Search the entries for the word "rest" and report each line that has it.
(Records supplied Opens)
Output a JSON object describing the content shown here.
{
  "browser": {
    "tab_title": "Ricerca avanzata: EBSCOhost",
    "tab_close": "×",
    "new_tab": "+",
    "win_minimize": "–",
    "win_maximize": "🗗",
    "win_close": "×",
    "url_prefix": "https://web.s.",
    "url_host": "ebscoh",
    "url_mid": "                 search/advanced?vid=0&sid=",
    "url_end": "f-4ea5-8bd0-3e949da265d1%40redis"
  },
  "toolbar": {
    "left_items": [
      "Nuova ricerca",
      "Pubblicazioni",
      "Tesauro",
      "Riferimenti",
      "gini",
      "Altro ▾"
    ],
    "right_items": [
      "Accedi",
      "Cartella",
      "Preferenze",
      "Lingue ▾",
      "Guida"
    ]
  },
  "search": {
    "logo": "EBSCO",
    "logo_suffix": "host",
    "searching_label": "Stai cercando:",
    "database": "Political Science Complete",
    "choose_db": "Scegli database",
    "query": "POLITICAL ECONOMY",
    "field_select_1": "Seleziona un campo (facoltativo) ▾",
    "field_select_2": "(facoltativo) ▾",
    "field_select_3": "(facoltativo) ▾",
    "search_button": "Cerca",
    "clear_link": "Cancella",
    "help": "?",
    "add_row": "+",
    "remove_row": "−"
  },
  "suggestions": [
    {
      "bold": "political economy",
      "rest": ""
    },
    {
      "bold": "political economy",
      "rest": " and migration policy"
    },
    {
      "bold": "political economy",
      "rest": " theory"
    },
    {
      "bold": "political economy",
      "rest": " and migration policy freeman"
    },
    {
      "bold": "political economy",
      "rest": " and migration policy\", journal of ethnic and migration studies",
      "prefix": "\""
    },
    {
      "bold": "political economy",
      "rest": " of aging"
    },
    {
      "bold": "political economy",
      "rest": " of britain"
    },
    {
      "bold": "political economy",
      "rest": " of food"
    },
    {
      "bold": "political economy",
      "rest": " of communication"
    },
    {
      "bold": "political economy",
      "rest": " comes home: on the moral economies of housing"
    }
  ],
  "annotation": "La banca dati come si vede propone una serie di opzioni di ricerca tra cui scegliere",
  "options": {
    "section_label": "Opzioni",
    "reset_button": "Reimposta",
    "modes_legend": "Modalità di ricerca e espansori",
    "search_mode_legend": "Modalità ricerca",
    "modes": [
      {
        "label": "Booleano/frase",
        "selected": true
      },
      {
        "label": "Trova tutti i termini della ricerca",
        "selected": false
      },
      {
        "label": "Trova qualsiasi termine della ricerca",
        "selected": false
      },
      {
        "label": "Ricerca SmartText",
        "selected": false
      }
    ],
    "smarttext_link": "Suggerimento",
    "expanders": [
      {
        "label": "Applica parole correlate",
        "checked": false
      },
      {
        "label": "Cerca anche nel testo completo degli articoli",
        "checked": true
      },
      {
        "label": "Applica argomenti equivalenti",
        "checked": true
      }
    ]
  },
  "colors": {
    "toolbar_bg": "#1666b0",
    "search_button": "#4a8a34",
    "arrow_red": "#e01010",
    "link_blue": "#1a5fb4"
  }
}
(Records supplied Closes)
Written reply:
      "rest": ""
      "rest": " and migration policy"
      "rest": " theory"
      "rest": " and migration policy freeman"
      "rest": " and migration policy\", journal of ethnic and migration studies",
      "rest": " of aging"
      "rest": " of britain"
      "rest": " of food"
      "rest": " of communication"
      "rest": " comes home: on the moral economies of housing"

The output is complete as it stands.